*** Begin section ***
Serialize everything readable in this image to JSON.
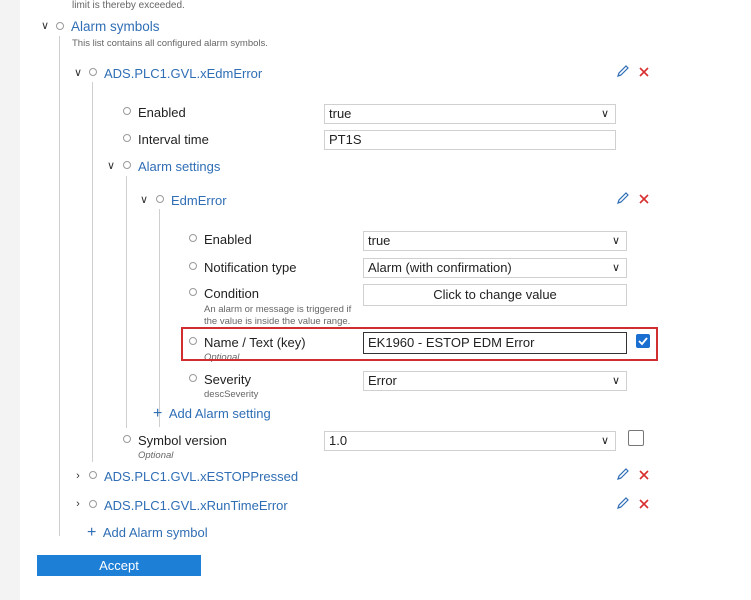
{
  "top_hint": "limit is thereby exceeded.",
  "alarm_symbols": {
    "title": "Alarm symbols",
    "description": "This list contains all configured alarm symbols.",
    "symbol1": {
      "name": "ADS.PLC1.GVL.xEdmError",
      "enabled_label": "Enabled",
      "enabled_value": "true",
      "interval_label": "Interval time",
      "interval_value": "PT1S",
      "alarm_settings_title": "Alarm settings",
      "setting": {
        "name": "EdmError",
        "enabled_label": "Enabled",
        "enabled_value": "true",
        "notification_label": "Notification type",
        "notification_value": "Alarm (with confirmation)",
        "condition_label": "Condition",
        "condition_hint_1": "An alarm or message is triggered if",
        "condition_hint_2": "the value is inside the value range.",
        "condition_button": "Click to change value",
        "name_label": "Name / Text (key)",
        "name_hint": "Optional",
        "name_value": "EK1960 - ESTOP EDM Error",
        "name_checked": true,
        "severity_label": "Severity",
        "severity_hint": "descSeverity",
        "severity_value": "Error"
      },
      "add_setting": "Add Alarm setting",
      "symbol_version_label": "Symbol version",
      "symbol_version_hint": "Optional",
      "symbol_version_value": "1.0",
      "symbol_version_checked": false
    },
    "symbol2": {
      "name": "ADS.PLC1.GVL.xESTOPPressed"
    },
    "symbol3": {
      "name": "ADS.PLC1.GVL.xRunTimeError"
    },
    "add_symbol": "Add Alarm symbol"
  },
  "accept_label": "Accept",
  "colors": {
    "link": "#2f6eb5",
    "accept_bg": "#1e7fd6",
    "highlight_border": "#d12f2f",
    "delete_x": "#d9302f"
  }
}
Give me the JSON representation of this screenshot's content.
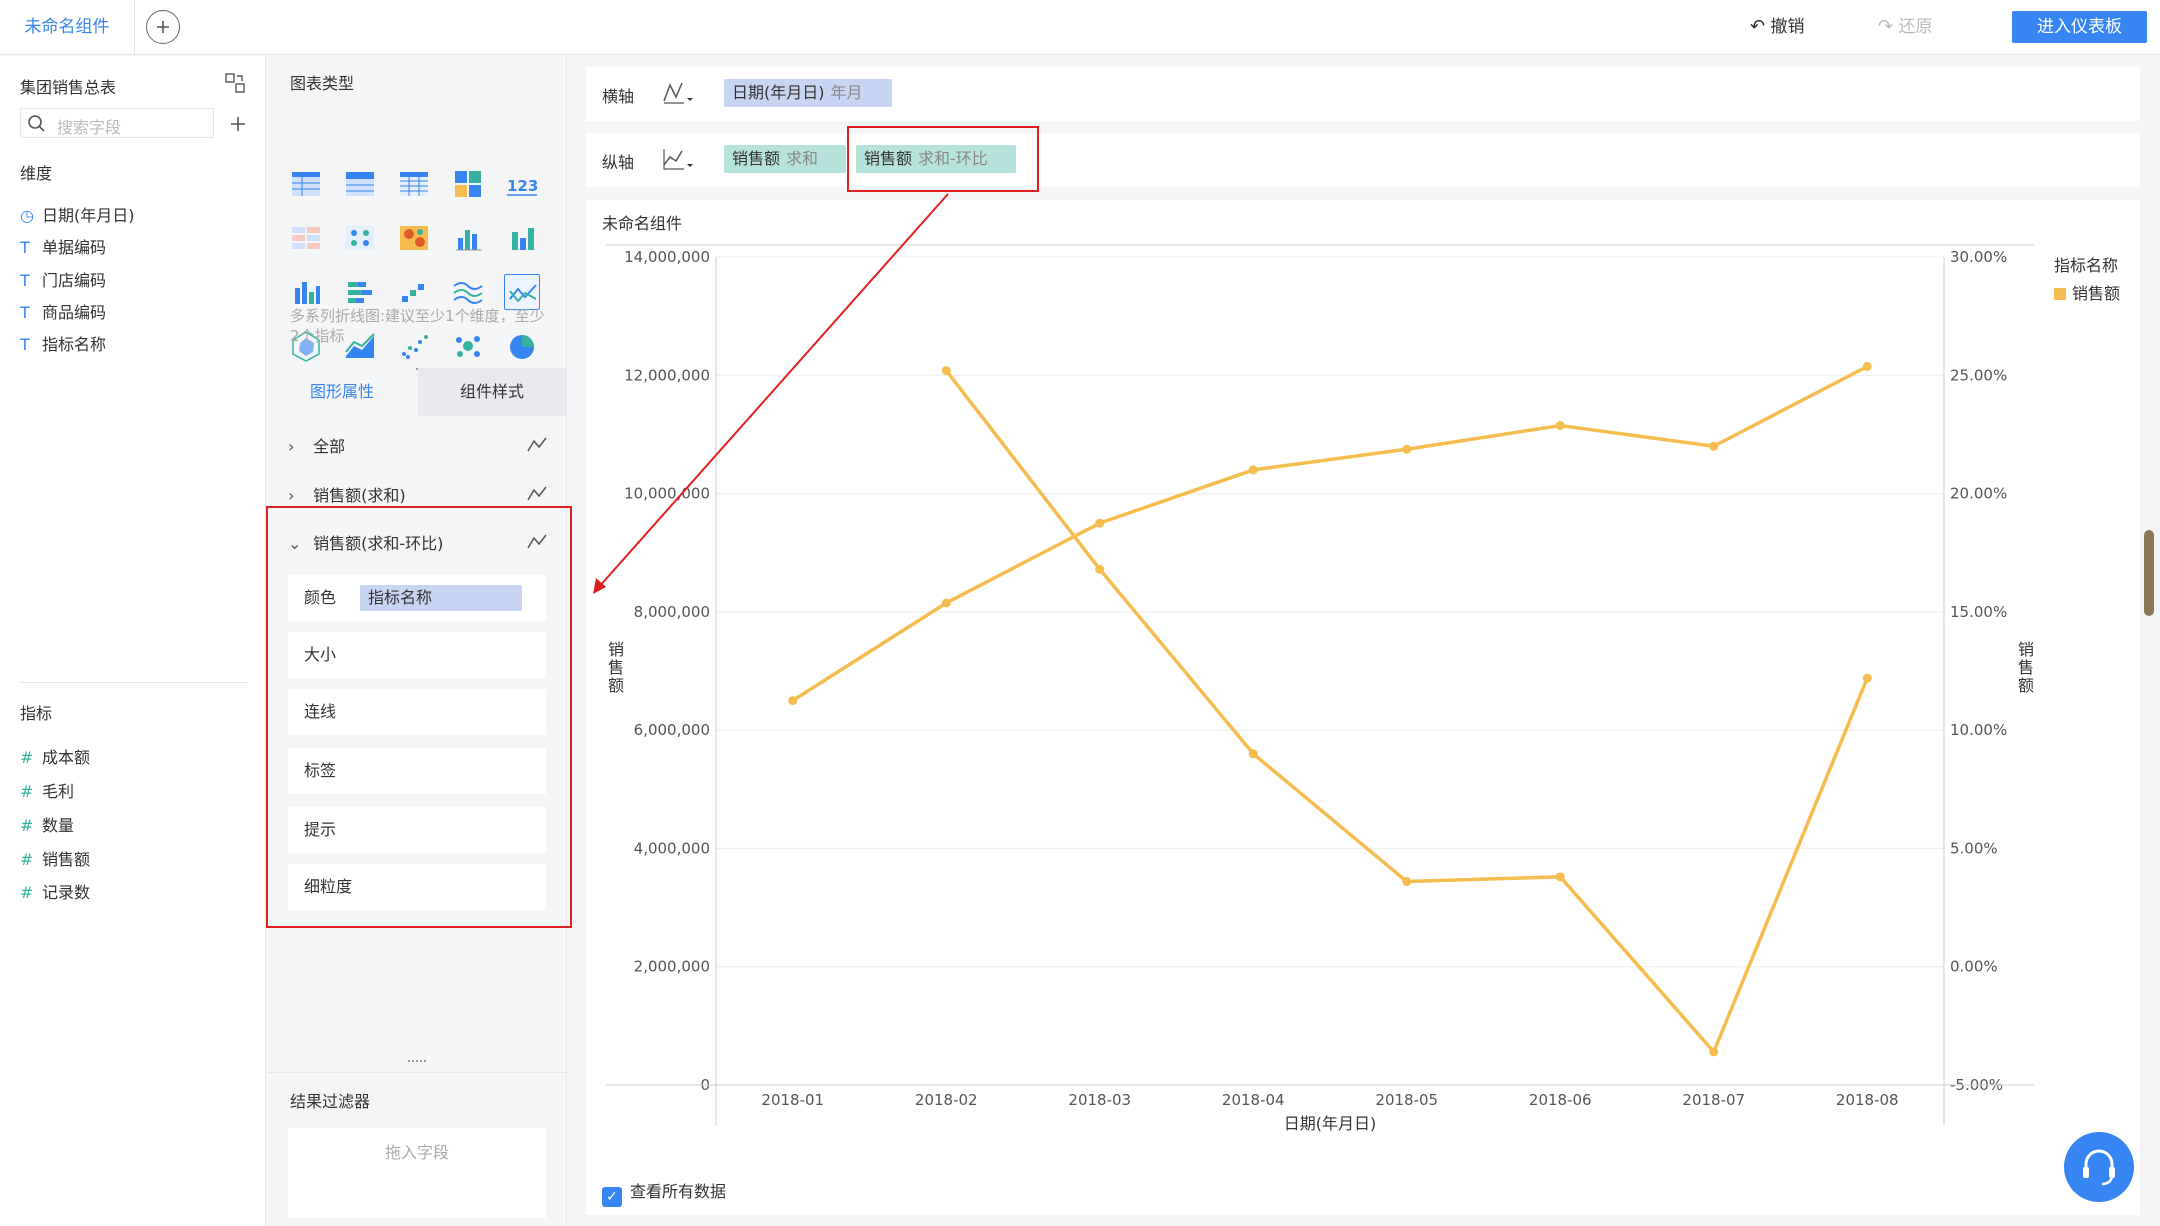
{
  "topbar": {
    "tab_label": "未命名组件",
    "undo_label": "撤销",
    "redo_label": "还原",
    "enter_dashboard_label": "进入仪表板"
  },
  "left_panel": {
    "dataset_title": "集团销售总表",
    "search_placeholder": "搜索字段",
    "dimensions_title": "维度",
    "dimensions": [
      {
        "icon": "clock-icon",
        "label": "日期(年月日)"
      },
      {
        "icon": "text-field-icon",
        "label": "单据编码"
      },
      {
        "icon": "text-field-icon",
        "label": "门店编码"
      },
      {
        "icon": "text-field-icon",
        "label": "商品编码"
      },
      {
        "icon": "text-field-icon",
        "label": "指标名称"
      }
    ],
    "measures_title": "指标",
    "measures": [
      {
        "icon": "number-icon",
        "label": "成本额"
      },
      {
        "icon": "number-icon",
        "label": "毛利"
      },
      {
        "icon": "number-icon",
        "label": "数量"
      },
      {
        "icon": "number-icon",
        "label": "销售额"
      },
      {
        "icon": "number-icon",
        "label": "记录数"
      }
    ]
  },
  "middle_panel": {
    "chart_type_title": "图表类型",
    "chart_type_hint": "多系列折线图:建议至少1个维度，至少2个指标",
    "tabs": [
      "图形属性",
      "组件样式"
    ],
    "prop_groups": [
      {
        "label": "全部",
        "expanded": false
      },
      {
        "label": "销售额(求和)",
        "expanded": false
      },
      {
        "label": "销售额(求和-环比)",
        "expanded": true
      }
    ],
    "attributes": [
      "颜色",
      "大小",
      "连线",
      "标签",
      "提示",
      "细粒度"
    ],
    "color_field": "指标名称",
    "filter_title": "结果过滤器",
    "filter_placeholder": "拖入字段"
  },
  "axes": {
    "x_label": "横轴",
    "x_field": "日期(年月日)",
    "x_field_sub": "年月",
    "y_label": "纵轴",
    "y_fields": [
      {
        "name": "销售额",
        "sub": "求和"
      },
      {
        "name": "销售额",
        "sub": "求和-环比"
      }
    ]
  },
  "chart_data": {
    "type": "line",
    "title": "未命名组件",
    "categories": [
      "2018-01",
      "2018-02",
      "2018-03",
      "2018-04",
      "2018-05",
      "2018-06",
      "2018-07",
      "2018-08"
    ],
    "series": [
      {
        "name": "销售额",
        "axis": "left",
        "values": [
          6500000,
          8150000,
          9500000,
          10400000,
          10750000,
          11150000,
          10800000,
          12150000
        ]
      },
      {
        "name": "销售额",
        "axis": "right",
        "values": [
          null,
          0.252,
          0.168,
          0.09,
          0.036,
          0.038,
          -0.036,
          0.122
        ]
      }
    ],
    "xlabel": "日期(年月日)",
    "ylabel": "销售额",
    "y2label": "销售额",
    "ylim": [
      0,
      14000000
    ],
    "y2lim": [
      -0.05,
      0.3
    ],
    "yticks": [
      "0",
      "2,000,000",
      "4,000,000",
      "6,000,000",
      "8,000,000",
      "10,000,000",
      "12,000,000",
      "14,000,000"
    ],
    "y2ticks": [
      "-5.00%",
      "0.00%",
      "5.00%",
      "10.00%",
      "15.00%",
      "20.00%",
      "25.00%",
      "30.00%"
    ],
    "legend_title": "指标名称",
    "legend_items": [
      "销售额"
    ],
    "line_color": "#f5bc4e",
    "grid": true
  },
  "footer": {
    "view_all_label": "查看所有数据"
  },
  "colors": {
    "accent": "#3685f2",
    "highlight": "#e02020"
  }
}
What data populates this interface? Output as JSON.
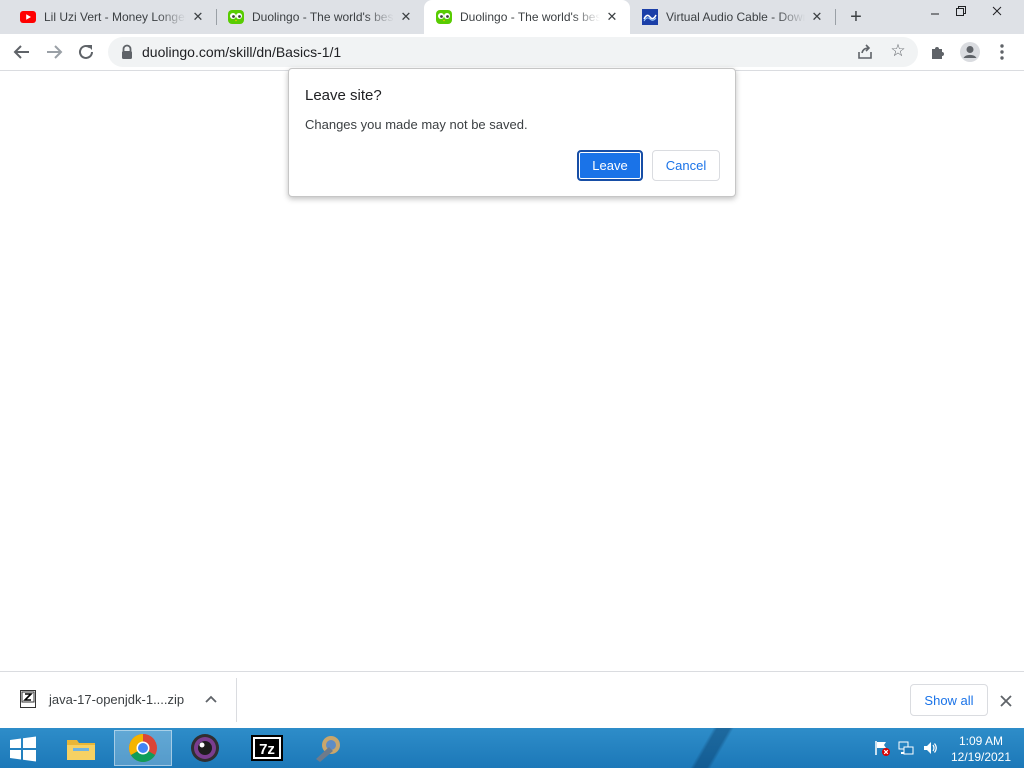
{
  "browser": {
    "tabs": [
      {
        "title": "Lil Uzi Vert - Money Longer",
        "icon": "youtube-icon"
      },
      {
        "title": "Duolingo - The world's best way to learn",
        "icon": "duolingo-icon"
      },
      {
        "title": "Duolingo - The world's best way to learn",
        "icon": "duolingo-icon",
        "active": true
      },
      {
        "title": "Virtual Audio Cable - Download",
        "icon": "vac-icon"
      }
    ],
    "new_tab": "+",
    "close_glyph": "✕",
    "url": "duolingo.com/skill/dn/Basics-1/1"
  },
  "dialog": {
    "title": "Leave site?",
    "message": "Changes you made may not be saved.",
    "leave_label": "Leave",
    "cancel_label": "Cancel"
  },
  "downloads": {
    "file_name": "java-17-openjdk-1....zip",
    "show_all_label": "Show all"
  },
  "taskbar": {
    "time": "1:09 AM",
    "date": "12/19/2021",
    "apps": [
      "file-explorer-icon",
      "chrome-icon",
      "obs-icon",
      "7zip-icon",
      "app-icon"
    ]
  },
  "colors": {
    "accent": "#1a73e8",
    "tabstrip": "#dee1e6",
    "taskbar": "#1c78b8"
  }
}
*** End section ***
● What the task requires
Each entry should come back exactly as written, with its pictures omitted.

● Output of the exercise
Serialize everything readable in this image to JSON.
{
  "top_hint": "limit is thereby exceeded.",
  "alarm_symbols": {
    "title": "Alarm symbols",
    "description": "This list contains all configured alarm symbols.",
    "symbol1": {
      "name": "ADS.PLC1.GVL.xEdmError",
      "enabled_label": "Enabled",
      "enabled_value": "true",
      "interval_label": "Interval time",
      "interval_value": "PT1S",
      "alarm_settings_title": "Alarm settings",
      "setting": {
        "name": "EdmError",
        "enabled_label": "Enabled",
        "enabled_value": "true",
        "notification_label": "Notification type",
        "notification_value": "Alarm (with confirmation)",
        "condition_label": "Condition",
        "condition_hint_1": "An alarm or message is triggered if",
        "condition_hint_2": "the value is inside the value range.",
        "condition_button": "Click to change value",
        "name_label": "Name / Text (key)",
        "name_hint": "Optional",
        "name_value": "EK1960 - ESTOP EDM Error",
        "name_checked": true,
        "severity_label": "Severity",
        "severity_hint": "descSeverity",
        "severity_value": "Error"
      },
      "add_setting": "Add Alarm setting",
      "symbol_version_label": "Symbol version",
      "symbol_version_hint": "Optional",
      "symbol_version_value": "1.0",
      "symbol_version_checked": false
    },
    "symbol2": {
      "name": "ADS.PLC1.GVL.xESTOPPressed"
    },
    "symbol3": {
      "name": "ADS.PLC1.GVL.xRunTimeError"
    },
    "add_symbol": "Add Alarm symbol"
  },
  "accept_label": "Accept",
  "colors": {
    "link": "#2f6eb5",
    "accept_bg": "#1e7fd6",
    "highlight_border": "#d12f2f",
    "delete_x": "#d9302f"
  }
}
Give me the JSON representation of this screenshot's content.
{
  "topbar": {
    "tab_label": "未命名组件",
    "undo_label": "撤销",
    "redo_label": "还原",
    "enter_dashboard_label": "进入仪表板"
  },
  "left_panel": {
    "dataset_title": "集团销售总表",
    "search_placeholder": "搜索字段",
    "dimensions_title": "维度",
    "dimensions": [
      {
        "icon": "clock-icon",
        "label": "日期(年月日)"
      },
      {
        "icon": "text-field-icon",
        "label": "单据编码"
      },
      {
        "icon": "text-field-icon",
        "label": "门店编码"
      },
      {
        "icon": "text-field-icon",
        "label": "商品编码"
      },
      {
        "icon": "text-field-icon",
        "label": "指标名称"
      }
    ],
    "measures_title": "指标",
    "measures": [
      {
        "icon": "number-icon",
        "label": "成本额"
      },
      {
        "icon": "number-icon",
        "label": "毛利"
      },
      {
        "icon": "number-icon",
        "label": "数量"
      },
      {
        "icon": "number-icon",
        "label": "销售额"
      },
      {
        "icon": "number-icon",
        "label": "记录数"
      }
    ]
  },
  "middle_panel": {
    "chart_type_title": "图表类型",
    "chart_type_hint": "多系列折线图:建议至少1个维度，至少2个指标",
    "tabs": [
      "图形属性",
      "组件样式"
    ],
    "prop_groups": [
      {
        "label": "全部",
        "expanded": false
      },
      {
        "label": "销售额(求和)",
        "expanded": false
      },
      {
        "label": "销售额(求和-环比)",
        "expanded": true
      }
    ],
    "attributes": [
      "颜色",
      "大小",
      "连线",
      "标签",
      "提示",
      "细粒度"
    ],
    "color_field": "指标名称",
    "filter_title": "结果过滤器",
    "filter_placeholder": "拖入字段"
  },
  "axes": {
    "x_label": "横轴",
    "x_field": "日期(年月日)",
    "x_field_sub": "年月",
    "y_label": "纵轴",
    "y_fields": [
      {
        "name": "销售额",
        "sub": "求和"
      },
      {
        "name": "销售额",
        "sub": "求和-环比"
      }
    ]
  },
  "chart_data": {
    "type": "line",
    "title": "未命名组件",
    "categories": [
      "2018-01",
      "2018-02",
      "2018-03",
      "2018-04",
      "2018-05",
      "2018-06",
      "2018-07",
      "2018-08"
    ],
    "series": [
      {
        "name": "销售额",
        "axis": "left",
        "values": [
          6500000,
          8150000,
          9500000,
          10400000,
          10750000,
          11150000,
          10800000,
          12150000
        ]
      },
      {
        "name": "销售额",
        "axis": "right",
        "values": [
          null,
          0.252,
          0.168,
          0.09,
          0.036,
          0.038,
          -0.036,
          0.122
        ]
      }
    ],
    "xlabel": "日期(年月日)",
    "ylabel": "销售额",
    "y2label": "销售额",
    "ylim": [
      0,
      14000000
    ],
    "y2lim": [
      -0.05,
      0.3
    ],
    "yticks": [
      "0",
      "2,000,000",
      "4,000,000",
      "6,000,000",
      "8,000,000",
      "10,000,000",
      "12,000,000",
      "14,000,000"
    ],
    "y2ticks": [
      "-5.00%",
      "0.00%",
      "5.00%",
      "10.00%",
      "15.00%",
      "20.00%",
      "25.00%",
      "30.00%"
    ],
    "legend_title": "指标名称",
    "legend_items": [
      "销售额"
    ],
    "line_color": "#f5bc4e",
    "grid": true
  },
  "footer": {
    "view_all_label": "查看所有数据"
  },
  "colors": {
    "accent": "#3685f2",
    "highlight": "#e02020"
  }
}
What data populates this interface? Output as JSON.
{
  "browser": {
    "tabs": [
      {
        "title": "Lil Uzi Vert - Money Longer",
        "icon": "youtube-icon"
      },
      {
        "title": "Duolingo - The world's best way to learn",
        "icon": "duolingo-icon"
      },
      {
        "title": "Duolingo - The world's best way to learn",
        "icon": "duolingo-icon",
        "active": true
      },
      {
        "title": "Virtual Audio Cable - Download",
        "icon": "vac-icon"
      }
    ],
    "new_tab": "+",
    "close_glyph": "✕",
    "url": "duolingo.com/skill/dn/Basics-1/1"
  },
  "dialog": {
    "title": "Leave site?",
    "message": "Changes you made may not be saved.",
    "leave_label": "Leave",
    "cancel_label": "Cancel"
  },
  "downloads": {
    "file_name": "java-17-openjdk-1....zip",
    "show_all_label": "Show all"
  },
  "taskbar": {
    "time": "1:09 AM",
    "date": "12/19/2021",
    "apps": [
      "file-explorer-icon",
      "chrome-icon",
      "obs-icon",
      "7zip-icon",
      "app-icon"
    ]
  },
  "colors": {
    "accent": "#1a73e8",
    "tabstrip": "#dee1e6",
    "taskbar": "#1c78b8"
  }
}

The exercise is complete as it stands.